Which vaccine is better?
MANILA, Philippines–Which antipneumonia shot is really better?
An economic analysis of the pneumococcal conjugate vaccine 10 (PCV 10) and its more pricey version, the PCV 13, has shown that the latter helped avert an estimated 63,000 more cases of pneumococcal diseases than the former in 2012.
The PCV 13 also prevented 495 more deaths than the PCV 10, said Dr. Issa Alejandria, an infectious disease specialist and clinical epidemiologist at the UP College of Medicine, who made a comparative study of the two vaccines in terms of cost and efficacy following the controversy over the Department of Health’s (DOH’s) purchase of the vaccines two years ago.

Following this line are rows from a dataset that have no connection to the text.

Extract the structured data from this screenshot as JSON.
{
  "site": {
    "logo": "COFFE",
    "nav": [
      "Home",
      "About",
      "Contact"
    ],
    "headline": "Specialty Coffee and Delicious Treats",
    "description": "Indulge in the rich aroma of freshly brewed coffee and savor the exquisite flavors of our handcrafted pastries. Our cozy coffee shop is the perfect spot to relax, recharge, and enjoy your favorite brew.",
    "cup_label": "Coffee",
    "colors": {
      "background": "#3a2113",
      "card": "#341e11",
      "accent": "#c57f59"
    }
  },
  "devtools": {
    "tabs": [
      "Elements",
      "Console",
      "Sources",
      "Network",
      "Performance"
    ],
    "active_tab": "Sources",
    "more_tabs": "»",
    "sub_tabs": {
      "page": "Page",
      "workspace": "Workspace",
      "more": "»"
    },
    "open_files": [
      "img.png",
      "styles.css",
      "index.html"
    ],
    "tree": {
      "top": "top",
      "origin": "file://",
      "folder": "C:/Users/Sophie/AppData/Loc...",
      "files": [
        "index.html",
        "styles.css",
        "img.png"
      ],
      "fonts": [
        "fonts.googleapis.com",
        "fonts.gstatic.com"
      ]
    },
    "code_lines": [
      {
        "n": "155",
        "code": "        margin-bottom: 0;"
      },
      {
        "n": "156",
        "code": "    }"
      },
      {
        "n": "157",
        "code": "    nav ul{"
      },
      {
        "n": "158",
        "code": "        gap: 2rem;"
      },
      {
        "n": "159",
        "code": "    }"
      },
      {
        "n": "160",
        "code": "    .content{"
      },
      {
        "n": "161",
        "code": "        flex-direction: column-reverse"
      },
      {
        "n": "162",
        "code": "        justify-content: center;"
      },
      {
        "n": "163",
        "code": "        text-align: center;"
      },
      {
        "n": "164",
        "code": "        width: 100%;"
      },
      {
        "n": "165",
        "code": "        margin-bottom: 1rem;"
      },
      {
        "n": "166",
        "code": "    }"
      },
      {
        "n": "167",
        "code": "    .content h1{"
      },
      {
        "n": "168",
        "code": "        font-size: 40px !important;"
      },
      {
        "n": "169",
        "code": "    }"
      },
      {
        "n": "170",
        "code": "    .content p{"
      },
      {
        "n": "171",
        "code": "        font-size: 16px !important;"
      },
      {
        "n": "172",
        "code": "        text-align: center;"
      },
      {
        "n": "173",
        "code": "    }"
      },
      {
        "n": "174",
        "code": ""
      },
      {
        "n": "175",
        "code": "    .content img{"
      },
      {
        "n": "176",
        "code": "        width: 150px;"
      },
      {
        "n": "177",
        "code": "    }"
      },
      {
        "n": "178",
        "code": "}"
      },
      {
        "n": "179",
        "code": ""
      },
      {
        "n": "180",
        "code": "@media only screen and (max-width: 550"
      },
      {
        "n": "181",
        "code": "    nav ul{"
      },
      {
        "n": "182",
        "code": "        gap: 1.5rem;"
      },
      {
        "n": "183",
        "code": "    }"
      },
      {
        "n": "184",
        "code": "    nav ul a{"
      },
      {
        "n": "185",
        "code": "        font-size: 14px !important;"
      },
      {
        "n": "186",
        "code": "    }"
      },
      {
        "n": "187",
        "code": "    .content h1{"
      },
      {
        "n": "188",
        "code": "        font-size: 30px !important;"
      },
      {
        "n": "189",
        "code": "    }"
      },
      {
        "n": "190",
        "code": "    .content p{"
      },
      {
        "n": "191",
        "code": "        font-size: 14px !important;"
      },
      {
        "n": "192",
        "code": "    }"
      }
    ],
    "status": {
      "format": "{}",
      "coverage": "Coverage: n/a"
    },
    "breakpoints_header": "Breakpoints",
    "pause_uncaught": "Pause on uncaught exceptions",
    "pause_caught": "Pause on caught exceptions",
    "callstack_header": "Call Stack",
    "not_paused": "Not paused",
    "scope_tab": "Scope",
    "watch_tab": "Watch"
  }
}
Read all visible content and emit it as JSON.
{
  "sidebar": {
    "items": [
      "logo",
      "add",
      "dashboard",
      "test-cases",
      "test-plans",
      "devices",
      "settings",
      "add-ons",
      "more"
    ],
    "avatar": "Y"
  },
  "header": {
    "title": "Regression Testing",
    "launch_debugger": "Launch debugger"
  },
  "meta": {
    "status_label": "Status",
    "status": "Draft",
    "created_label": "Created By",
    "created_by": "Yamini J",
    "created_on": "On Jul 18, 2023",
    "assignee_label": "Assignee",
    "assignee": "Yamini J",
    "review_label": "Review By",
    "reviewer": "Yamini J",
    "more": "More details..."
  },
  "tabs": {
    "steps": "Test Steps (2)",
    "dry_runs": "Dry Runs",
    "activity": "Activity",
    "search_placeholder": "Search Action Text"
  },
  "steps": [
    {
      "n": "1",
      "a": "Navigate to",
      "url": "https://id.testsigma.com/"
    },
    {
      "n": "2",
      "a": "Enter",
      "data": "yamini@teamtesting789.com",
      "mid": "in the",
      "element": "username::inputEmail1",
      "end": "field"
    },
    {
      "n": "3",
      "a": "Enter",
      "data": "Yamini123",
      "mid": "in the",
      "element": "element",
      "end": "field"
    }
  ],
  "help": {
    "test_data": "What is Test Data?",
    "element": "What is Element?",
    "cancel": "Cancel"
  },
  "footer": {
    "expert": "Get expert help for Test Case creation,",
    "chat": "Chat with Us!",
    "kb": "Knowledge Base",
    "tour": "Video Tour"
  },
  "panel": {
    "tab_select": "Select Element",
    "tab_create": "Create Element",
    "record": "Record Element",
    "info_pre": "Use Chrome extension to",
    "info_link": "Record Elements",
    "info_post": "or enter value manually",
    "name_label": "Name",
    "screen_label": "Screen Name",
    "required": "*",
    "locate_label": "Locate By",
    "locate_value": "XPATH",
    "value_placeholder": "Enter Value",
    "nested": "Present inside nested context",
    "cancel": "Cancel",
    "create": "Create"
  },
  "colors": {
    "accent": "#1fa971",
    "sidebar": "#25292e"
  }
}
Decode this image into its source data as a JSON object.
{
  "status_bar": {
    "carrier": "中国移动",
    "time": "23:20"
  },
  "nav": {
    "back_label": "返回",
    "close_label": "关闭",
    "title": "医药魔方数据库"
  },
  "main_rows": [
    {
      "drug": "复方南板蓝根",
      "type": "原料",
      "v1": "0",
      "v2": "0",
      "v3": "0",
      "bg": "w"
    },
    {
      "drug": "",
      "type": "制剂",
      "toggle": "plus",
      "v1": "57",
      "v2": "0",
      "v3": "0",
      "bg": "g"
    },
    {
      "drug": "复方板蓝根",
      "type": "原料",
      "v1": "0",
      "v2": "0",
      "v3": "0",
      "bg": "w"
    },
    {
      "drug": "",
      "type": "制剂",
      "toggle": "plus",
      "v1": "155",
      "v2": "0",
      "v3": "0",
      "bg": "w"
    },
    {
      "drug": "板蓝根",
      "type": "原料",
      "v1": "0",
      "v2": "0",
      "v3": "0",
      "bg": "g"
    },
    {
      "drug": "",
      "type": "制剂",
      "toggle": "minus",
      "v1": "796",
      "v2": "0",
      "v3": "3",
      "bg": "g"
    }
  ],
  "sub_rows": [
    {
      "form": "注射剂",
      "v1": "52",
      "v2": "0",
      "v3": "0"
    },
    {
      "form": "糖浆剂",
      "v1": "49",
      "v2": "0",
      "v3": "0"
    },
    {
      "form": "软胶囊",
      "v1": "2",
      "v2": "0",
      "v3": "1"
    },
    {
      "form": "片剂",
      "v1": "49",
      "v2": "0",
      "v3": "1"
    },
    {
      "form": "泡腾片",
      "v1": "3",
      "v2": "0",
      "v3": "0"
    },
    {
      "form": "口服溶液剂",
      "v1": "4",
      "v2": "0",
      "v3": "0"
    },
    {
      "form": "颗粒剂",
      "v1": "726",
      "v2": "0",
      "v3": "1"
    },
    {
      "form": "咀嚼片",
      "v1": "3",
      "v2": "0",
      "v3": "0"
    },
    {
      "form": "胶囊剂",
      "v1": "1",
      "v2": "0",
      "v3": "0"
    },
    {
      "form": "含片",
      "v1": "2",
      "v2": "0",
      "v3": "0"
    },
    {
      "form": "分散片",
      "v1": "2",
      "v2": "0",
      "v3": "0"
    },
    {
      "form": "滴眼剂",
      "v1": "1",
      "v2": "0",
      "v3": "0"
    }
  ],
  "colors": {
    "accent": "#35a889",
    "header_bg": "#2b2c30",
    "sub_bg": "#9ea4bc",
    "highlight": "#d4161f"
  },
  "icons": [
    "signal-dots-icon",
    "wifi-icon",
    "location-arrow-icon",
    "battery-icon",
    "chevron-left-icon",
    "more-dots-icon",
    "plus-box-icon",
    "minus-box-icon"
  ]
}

The data showed that the PCV 10 averted 1,479 cases of invasive pneumococcal diseases, but PCV 13 prevented 1,858, or 379 more, cases, Alejandria told a health forum in Quezon City on Tuesday.
PCV 10 kept in check 26,096 cases of all-cause pneumonia but the PCV 13 version averted 8,044 more cases.
The data also showed that PCV 13 prevented 54,675 more cases of acute otitis media (AOM) more than its cheaper counterpart, which helped fend off 140,107 cases of AOM.
PCV 10 averted 1,904 deaths from pneumococcal disease—the leading cause of mortality among children between 1 and 4 years old and the second among infants—but PCV 13 prevented 2,399, or 495 more.
“If you will look at the data, it shows that both are cost-effective but PCV 13 is highly cost-effective,” Alejandria said. “But the question is, how much is the budget,” she said.
Probed by NBI
In the market, PCV 10 costs P2,056, or P4,000, with the professional fee. The cost of PCV 13 is P3,545, or P5,500, including the doctor’s fee, she said. The government price of PCV 10 was pegged at P624, or P76 cheaper than PCV 13, she added.
Health Secretary Enrique Ona and Assistant Health Secretary Eric Tayag are being investigated by the National Bureau of Investigation over the allegedly dubious procurement of antipneumonia shots in 2012.
Ona, who went on a month-long leave reportedly to prepare a report on the matter for President Aquino, earlier explained that the DOH decided to buy the PCV 10 “in appreciation of cost effectiveness” as it was almost a dollar cheaper than the PCV 13, which cost $16.34 per unit.
Ona has explained that the cost of the first-time procurement of the PCV 10 in 2012 for the DOH’s expanded vaccination program was P833.6 million. The nationwide vaccination program is said to benefit 330,000 children.
“Choosing between the two is not really an easy decision because you also have to look at other factors. It’s not only the direct cost but also the indirect cost,” said Alejandria. The budget allocation for the vaccines was also an important component in the procurement.
“The price of the vaccine is an important factor to consider as well as the bargaining power and how this will be implemented… those are the factors that have to be considered after seeing the numbers,” she said.
She also cited the World Health Organization’s (WHO’s) position on the two vaccines. According to the WHO, both vaccines have “comparable safety and efficacy profiles” for the serotypes contained in the vaccines.
“The choice of the PCV vaccine depends on factors such as the vaccine serotypes compared to serotypes prevalent in the locally identified target groups, vaccine supply and cost-effectiveness considerations,” the WHO has stated.
Alejandria said that to consider “cost-effectiveness,” the benefits of the vaccine as well as its “relative value” to patients should also be regarded, not the price alone. “We should also look at the severity of the conditions that can be prevented,” she said.
Subscribe to INQUIRER PLUS to get access to The Philippine Daily Inquirer & other 70+ titles, share up to 5 gadgets, listen to the news, download as early as 4am & share articles on social media. Call 896 6000.